### PROBLEM
This exercise asks for the entries to be repeated exactly, without their images.

Element data from apps and pages:
- - -
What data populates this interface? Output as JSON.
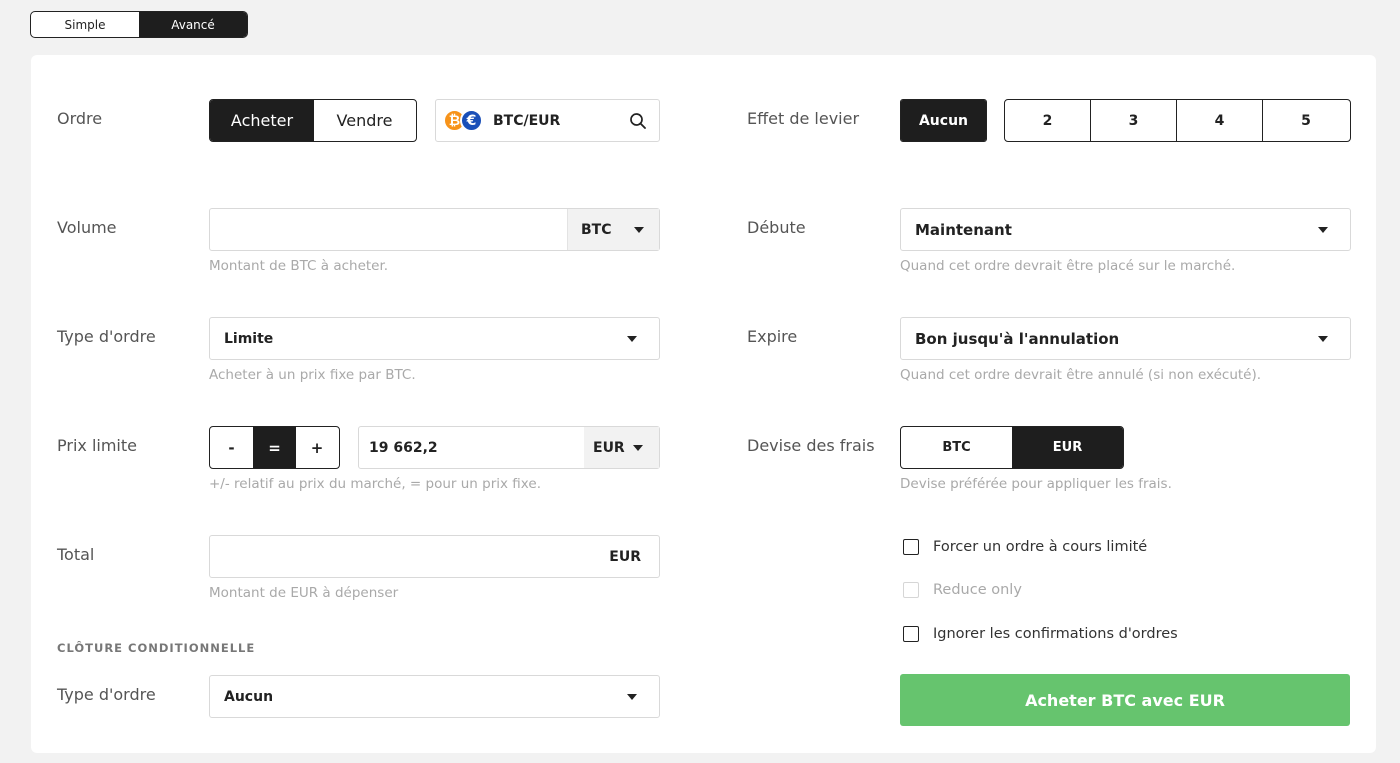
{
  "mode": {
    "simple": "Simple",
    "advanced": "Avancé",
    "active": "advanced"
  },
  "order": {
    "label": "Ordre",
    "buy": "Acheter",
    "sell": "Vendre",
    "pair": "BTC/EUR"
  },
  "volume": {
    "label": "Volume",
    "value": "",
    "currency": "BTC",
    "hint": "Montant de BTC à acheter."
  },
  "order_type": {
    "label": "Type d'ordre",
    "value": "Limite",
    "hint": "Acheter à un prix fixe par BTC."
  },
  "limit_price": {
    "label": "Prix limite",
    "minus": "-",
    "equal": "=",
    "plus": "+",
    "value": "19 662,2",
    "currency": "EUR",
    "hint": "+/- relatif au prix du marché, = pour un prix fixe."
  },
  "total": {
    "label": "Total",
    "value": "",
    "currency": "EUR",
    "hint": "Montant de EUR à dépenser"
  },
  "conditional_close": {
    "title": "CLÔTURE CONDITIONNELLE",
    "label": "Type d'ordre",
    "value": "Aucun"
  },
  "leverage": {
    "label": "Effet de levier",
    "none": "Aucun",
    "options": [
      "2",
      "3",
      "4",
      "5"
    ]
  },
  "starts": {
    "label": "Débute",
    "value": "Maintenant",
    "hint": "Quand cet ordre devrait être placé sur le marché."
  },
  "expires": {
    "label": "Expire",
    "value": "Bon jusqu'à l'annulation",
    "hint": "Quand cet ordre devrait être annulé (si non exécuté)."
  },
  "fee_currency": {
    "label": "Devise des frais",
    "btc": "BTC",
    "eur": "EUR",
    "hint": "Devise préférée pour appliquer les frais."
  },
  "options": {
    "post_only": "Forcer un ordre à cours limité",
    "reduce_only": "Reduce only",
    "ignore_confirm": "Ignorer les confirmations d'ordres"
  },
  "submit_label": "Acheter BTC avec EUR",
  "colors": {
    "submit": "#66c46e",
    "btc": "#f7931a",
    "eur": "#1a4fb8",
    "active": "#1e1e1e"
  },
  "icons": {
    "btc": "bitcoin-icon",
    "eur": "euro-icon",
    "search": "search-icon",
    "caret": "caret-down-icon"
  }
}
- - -
### SOLUTION TO THIS PROBLEM
What data populates this interface? Output as JSON.
{
  "mode": {
    "simple": "Simple",
    "advanced": "Avancé",
    "active": "advanced"
  },
  "order": {
    "label": "Ordre",
    "buy": "Acheter",
    "sell": "Vendre",
    "pair": "BTC/EUR"
  },
  "volume": {
    "label": "Volume",
    "value": "",
    "currency": "BTC",
    "hint": "Montant de BTC à acheter."
  },
  "order_type": {
    "label": "Type d'ordre",
    "value": "Limite",
    "hint": "Acheter à un prix fixe par BTC."
  },
  "limit_price": {
    "label": "Prix limite",
    "minus": "-",
    "equal": "=",
    "plus": "+",
    "value": "19 662,2",
    "currency": "EUR",
    "hint": "+/- relatif au prix du marché, = pour un prix fixe."
  },
  "total": {
    "label": "Total",
    "value": "",
    "currency": "EUR",
    "hint": "Montant de EUR à dépenser"
  },
  "conditional_close": {
    "title": "CLÔTURE CONDITIONNELLE",
    "label": "Type d'ordre",
    "value": "Aucun"
  },
  "leverage": {
    "label": "Effet de levier",
    "none": "Aucun",
    "options": [
      "2",
      "3",
      "4",
      "5"
    ]
  },
  "starts": {
    "label": "Débute",
    "value": "Maintenant",
    "hint": "Quand cet ordre devrait être placé sur le marché."
  },
  "expires": {
    "label": "Expire",
    "value": "Bon jusqu'à l'annulation",
    "hint": "Quand cet ordre devrait être annulé (si non exécuté)."
  },
  "fee_currency": {
    "label": "Devise des frais",
    "btc": "BTC",
    "eur": "EUR",
    "hint": "Devise préférée pour appliquer les frais."
  },
  "options": {
    "post_only": "Forcer un ordre à cours limité",
    "reduce_only": "Reduce only",
    "ignore_confirm": "Ignorer les confirmations d'ordres"
  },
  "submit_label": "Acheter BTC avec EUR",
  "colors": {
    "submit": "#66c46e",
    "btc": "#f7931a",
    "eur": "#1a4fb8",
    "active": "#1e1e1e"
  },
  "icons": {
    "btc": "bitcoin-icon",
    "eur": "euro-icon",
    "search": "search-icon",
    "caret": "caret-down-icon"
  }
}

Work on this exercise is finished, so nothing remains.